Throughout these stages those stories kept popping up of what I could have done differently, what might happen in the future to change the situation etc. and each time I noticed I was in one of those stories I noticed that I was feeling very sad and anxious and I just invited myself to let it go. My article on Hopelessness shares a bit about how I went about being here now even when here and now wasn’t the most happenin’ place to be ( http://www.cedriccentre.com/blog/?p=52 ). Works like a hot damn – when you remember to do it!
Ah, then comes acceptance; Where you see that it’s all for the best. You see the gift in the pain; The good old silver lining and so on.
To be truthful – I haven’t made it here just yet. I’m still cycling around in the shock, anger, depression, sadness stuff; Which again, is a very normal part of the grieving process. But it’s getting lighter and easier and it is very early days. I know acceptance is just a week or two away – maybe sooner! Meditation helps. Time with great friends talking about things other than my pain helps. Time with my son helps. And, you poor souls! Time writing blog articles helps – being creative, sharing helps.
My higher self asks: How does it help me to hang on and want things to be different? It doesn’t really.
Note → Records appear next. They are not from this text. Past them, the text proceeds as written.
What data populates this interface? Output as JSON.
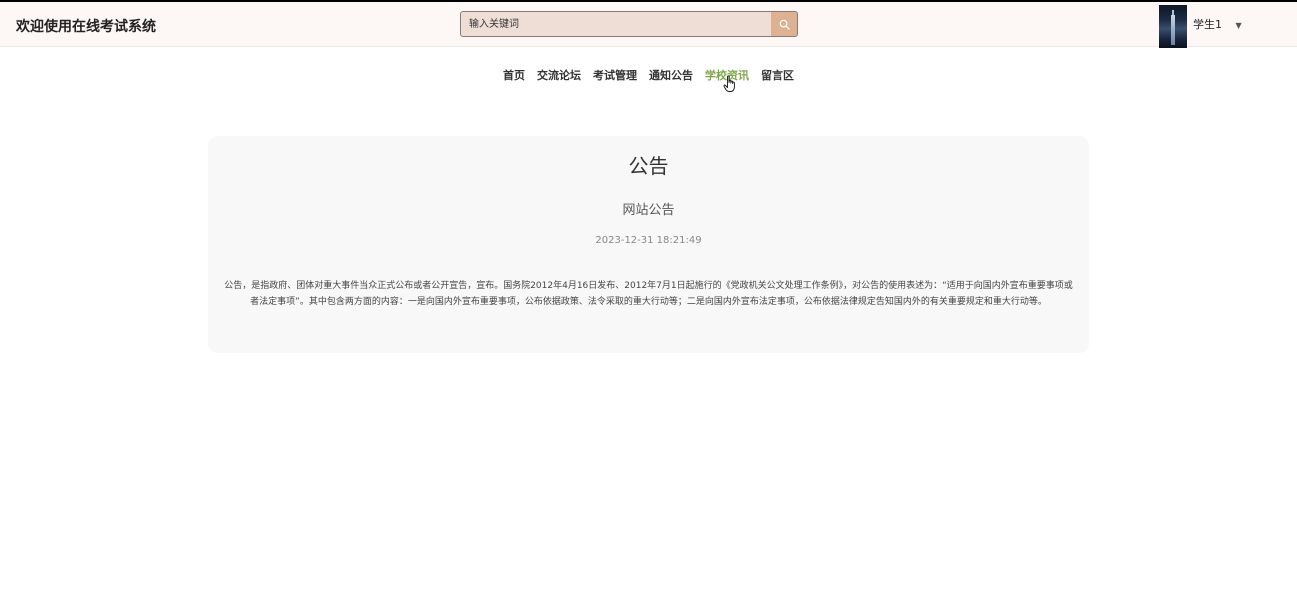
{
  "header": {
    "site_title": "欢迎使用在线考试系统",
    "search": {
      "placeholder": "输入关键词",
      "value": "",
      "button_icon": "search-icon"
    },
    "user": {
      "name": "学生1",
      "dropdown_icon": "caret-down-icon"
    }
  },
  "nav": {
    "items": [
      {
        "label": "首页"
      },
      {
        "label": "交流论坛"
      },
      {
        "label": "考试管理"
      },
      {
        "label": "通知公告"
      },
      {
        "label": "学校资讯",
        "active": true
      },
      {
        "label": "留言区"
      }
    ]
  },
  "notice": {
    "title": "公告",
    "subtitle": "网站公告",
    "date": "2023-12-31 18:21:49",
    "body": "公告，是指政府、团体对重大事件当众正式公布或者公开宣告，宣布。国务院2012年4月16日发布、2012年7月1日起施行的《党政机关公文处理工作条例》，对公告的使用表述为：“适用于向国内外宣布重要事项或者法定事项”。其中包含两方面的内容：一是向国内外宣布重要事项，公布依据政策、法令采取的重大行动等；二是向国内外宣布法定事项，公布依据法律规定告知国内外的有关重要规定和重大行动等。"
  },
  "colors": {
    "accent_nav_active": "#7fa64b",
    "header_bg": "#fdf7f6",
    "search_bg": "#eeded6",
    "search_button": "#ddb293",
    "card_bg": "#f8f8f8"
  }
}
So, can I just allow myself to let go? Can I allow myself to let go of wanting to change the way things are as much as I do? Yes. Can I allow myself to celebrate the gift of loving as much as I was blessed to do with this man? Yes. Can I allow for the possibility that this loss is actually a blessing in disguise? That, as with all previous traumas and losses something amazing in the way of growth and perspective and new people arrive in my life and things are better than I ever imagined? Yes.
And can I allow myself to just be here now, grieving this loss as much as I am? Yes. Feeling the fullness of my heart, my gratitude for the gift of loving this person, even for a short while? Yes.
Perhaps I am a little more in the acceptance than I thought?